Convair Model 200

The Convair Model 200 was a design for a supersonic vertical takeoff and landing (VTOL) fighter requirement for the United States Navy Sea Control Ship.[1] Further versions were planned for conventional catapult launches and landing using the arresting gear.

Model 200
Convair Model 200 Main.png
Convair Model 200
Role Fighter
National origin United States
Manufacturer Convair

Design and developmentEdit

The Convair Model 200 was designed in 1973 as a single-jet fighter, that could be built in both vertical takeoff and landing (VTOL) (model 200A) and conventional takeoff and landing (CTOL) configurations (Model 201A). For the CTOL, the single Pratt & Whitney JTF22A-26A with tail hook, canard with flap, and CTOL tail cone. For the VTOL operations, the single Pratt & Whitney JTF22A-30A with a jet exhaust pipe tiltable by 90 degrees using a three-bearing swivel nozzle, and two additional lifting engines with 46.7 kN thrust each were provided behind the cockpit. The lifting engines and the swiveling nozzles were eliminated in the CTOL versions. The top speed was Mach 2. The wingspan was 27 feet 10.5 inches; the length was 51 feet 1.5 inches. The Model 200 had a cruise engine, a swept tail, two ventral fins under the fuselage, delta wings and delta canards directly behind the rectangular air intakes.

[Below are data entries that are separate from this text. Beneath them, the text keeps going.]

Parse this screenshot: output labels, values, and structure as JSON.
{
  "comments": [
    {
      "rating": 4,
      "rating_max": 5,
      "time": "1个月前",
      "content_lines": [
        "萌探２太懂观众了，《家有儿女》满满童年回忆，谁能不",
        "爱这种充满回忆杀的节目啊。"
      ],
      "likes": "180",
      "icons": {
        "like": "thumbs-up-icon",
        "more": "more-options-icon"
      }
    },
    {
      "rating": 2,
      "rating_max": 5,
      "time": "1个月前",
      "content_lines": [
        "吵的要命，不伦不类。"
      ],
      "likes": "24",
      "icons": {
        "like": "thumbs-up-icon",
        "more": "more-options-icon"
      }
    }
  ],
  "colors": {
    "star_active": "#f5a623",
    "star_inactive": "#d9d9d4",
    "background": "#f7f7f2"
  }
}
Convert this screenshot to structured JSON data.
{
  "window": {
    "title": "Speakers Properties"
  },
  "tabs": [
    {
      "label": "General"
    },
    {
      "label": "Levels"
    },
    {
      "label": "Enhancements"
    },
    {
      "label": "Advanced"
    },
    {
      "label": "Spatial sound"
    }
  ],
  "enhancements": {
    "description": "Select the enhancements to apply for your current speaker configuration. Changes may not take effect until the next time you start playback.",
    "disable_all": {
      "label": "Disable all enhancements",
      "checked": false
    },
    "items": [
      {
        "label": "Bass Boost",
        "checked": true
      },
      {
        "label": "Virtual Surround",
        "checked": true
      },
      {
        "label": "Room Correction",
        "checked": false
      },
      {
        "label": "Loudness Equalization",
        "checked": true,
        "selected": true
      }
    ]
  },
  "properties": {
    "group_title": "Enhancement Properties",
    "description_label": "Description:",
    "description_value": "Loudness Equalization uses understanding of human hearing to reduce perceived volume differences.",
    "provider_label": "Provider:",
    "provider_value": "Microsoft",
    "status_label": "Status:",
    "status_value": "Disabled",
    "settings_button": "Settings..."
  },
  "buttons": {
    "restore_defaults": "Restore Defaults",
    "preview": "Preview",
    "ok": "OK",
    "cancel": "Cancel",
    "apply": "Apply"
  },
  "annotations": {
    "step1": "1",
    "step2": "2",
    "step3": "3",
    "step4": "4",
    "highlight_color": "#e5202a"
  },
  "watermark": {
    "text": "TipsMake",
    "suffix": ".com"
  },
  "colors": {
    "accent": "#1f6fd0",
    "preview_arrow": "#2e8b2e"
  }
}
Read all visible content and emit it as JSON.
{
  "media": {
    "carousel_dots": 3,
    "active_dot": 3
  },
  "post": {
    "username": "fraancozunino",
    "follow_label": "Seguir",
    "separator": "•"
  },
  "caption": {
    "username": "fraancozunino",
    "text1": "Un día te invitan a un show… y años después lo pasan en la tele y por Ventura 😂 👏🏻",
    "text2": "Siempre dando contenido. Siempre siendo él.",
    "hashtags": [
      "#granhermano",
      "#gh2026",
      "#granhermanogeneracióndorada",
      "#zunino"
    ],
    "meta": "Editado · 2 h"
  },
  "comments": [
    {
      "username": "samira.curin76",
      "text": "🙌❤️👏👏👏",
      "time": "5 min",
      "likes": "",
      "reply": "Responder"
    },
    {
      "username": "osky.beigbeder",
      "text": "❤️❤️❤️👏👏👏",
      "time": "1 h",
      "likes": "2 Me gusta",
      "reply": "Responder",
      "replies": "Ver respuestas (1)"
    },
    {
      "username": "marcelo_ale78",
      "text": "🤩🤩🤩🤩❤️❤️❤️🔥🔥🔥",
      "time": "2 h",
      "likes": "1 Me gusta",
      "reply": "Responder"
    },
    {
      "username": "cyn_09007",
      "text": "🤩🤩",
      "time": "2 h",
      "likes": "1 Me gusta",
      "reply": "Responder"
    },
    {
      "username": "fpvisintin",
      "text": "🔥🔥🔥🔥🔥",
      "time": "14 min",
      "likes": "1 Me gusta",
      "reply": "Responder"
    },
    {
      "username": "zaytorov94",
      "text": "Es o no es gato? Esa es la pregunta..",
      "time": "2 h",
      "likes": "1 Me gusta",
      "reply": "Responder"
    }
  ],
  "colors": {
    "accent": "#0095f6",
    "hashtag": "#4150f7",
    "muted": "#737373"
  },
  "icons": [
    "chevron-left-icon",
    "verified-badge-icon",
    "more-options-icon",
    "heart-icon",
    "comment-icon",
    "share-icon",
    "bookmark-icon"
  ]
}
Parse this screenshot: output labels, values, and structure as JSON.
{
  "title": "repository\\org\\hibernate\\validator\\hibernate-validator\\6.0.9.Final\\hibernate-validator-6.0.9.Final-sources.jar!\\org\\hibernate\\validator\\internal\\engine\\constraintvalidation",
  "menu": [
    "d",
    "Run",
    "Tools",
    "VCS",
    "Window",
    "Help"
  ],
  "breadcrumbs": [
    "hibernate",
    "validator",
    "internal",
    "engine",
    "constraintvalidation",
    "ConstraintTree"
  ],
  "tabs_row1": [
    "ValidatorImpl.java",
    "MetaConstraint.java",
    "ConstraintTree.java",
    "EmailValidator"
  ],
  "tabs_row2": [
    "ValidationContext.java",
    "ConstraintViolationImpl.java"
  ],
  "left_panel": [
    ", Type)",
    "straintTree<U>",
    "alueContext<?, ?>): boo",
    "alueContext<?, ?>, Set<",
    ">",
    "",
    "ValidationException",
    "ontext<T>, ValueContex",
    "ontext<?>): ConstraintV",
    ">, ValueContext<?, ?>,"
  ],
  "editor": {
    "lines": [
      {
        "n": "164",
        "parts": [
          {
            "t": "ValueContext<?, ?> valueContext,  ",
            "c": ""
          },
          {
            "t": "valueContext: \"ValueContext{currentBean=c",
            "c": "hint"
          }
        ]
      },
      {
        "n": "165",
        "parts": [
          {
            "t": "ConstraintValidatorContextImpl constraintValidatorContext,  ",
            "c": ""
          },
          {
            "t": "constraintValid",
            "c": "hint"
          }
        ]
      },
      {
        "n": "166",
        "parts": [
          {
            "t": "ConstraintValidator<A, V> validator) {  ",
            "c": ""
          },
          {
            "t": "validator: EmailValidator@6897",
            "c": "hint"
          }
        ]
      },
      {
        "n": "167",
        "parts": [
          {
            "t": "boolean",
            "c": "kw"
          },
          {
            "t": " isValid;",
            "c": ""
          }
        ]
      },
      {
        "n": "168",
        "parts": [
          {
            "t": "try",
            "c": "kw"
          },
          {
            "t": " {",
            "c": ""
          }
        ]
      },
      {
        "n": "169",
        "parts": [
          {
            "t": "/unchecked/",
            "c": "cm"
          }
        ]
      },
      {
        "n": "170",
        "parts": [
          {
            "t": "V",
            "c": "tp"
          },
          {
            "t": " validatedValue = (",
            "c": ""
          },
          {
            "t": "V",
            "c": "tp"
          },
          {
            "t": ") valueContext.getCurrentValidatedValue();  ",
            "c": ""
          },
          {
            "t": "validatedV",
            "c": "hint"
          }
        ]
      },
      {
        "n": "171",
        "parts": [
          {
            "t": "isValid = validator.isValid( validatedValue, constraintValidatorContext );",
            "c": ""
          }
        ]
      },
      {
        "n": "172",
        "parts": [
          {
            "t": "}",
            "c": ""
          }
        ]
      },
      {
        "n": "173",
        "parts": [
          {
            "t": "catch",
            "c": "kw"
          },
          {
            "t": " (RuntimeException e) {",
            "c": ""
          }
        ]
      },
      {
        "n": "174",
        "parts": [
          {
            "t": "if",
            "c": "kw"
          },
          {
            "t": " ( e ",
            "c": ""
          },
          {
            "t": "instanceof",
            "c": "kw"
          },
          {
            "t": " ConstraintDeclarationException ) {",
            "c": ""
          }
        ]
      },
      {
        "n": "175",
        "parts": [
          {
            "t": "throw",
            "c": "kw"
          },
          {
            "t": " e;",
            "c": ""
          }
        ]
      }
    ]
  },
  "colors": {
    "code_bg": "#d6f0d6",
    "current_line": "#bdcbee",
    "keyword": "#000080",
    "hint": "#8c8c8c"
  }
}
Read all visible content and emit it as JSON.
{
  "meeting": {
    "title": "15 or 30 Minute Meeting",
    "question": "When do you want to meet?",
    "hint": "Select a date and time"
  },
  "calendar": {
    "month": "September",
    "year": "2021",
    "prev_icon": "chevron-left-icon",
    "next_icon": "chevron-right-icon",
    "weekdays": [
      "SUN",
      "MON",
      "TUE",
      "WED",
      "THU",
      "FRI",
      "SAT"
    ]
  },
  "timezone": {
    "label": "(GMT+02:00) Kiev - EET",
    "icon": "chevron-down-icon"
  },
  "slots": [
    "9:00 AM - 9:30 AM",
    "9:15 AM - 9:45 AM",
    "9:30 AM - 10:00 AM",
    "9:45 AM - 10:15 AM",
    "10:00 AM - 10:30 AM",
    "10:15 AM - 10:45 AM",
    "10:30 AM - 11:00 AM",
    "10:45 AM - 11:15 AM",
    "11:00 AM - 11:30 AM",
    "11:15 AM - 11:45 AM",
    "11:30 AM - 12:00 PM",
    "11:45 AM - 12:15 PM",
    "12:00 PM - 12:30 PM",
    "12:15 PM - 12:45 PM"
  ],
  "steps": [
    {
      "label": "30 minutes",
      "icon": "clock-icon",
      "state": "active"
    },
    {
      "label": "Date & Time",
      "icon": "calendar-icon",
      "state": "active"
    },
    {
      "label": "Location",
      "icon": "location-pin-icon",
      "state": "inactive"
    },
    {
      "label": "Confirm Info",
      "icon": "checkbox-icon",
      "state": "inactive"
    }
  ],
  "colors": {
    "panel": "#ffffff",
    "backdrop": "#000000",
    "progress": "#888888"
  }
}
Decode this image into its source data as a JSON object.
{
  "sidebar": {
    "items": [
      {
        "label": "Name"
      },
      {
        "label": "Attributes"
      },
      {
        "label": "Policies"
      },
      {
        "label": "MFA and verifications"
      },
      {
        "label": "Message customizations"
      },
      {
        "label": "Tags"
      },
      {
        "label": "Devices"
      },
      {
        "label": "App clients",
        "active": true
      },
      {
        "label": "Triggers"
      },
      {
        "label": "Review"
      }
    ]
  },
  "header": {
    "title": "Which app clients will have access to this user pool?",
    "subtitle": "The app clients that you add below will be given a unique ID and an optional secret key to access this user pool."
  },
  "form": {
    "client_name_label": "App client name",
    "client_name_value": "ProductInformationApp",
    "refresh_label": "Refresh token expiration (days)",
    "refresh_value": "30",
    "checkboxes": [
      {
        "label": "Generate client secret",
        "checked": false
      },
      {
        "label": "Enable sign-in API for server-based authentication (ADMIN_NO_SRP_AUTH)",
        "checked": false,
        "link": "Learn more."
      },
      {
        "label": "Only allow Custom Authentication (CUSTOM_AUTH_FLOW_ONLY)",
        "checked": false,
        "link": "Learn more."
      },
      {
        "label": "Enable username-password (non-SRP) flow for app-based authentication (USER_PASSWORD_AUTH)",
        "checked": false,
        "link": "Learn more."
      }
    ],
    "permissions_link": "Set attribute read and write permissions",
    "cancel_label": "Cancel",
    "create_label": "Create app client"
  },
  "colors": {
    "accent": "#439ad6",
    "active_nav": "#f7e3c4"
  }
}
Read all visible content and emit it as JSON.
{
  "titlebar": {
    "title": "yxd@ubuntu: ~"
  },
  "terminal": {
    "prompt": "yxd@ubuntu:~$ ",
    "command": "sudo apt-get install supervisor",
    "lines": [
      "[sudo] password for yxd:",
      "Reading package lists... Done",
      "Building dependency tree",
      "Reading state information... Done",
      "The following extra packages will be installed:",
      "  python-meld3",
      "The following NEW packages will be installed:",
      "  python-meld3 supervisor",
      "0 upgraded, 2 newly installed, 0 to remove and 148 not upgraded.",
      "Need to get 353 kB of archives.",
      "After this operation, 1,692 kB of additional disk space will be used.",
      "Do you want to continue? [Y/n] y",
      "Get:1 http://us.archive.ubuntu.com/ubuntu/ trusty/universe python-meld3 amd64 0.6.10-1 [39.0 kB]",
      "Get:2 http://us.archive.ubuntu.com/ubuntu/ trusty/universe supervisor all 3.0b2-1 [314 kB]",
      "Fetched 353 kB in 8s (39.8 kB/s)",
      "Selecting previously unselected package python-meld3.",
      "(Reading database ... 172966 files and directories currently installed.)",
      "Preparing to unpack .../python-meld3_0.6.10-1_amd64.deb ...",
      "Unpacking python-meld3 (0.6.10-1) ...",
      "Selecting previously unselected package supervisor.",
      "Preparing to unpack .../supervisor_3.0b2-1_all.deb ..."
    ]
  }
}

The Model 200 was proposed in a US Navy competition for a small VTOL fighter that could be carried by the Sea Control Ship, the small aircraft carriers that the US Navy was planning at the time. Neither the Model 200 nor the SCS were built.[2] However, a competitor of the Model 200, the Rockwell XFV-12 fighter aircraft, was built. The XFV-12, which could not demonstrate vertical flight, was far from meeting expectations, and the project was canceled before the second XFV-12 was completed.[3] Various models for wind tunnel tests were built for the Convair Model 200, as well as a model for researching the air currents during vertical takeoff and landing. Furthermore, a 1:1 front fuselage model including a complete cockpit layout was built.

The JTF22A-30A's swivel nozzle design would lay the groundwork for nozzle design of the F135-PW-600 on the Lockheed Martin F-35B.[4]

VariantsEdit

Convair Model 200A
single-seater vertical take-off with two lifting engines behind the cockpit and swiveling main engine exhaust, nose gear with one wheel.
Convair Model 201
single-seat carrier aircraft, without lifting engines, in this version there is additional internal fuel with conventional afterburning engine, nose gear with two wheels and catapult launch bar and an arrestor hook for arrested landings. In the case of the vertical take-off version, the nose landing gear moves forward into the landing gear shaft under the cockpit, the nose landing gear of the CTOL version retracts to the rear.
Convair Model 201 Trainer
just like Convair Model 201, instead of the fuel tank behind the cockpit, enlarged cockpit for two crew in tandem arrangement.

GalleryEdit

Specifications (Model 200A)Edit

Data from General Dynamics Aircraft and their Predecessors[5]

General characteristics

Performance

  • Maximum speed: Mach 2

ReferencesEdit

  1. ^ Bradley, Robert (2013). Convair Advanced Designs II. Manchester, UK: Crécy Publishing. ISBN 978-0-8597917-0-0.
  2. ^ "Sea Control Ship". GlobalSecurity.org. Retrieved 8 June 2020.
  3. ^ "XFV-12". GlobalSecurity.org. Retrieved 8 June 2020.
  4. ^ Renshaw, Kevin (12 August 2014). "F-35B Lightning II Three-Bearing Swivel Nozzle". Code One Magazine.
  5. ^ Wegg, John (1990). General Dynamics aircraft and their predecessors (1st ed.). Annapolis, Md.: Naval Institute Press. p. 247. ISBN 0-87021-233-8.

Further readingEdit

  • Buttler, Tony (2008). American secret projects : fighters & interceptors, 1945-1978. Hinckley, England, UK: Midland. ISBN 978-1-85780-264-1.</ref>
  • Yenne, Bill (1993). The world's worst aircraft. New York: Dorset Press. ISBN 0-88029-490-6.

External linksEdit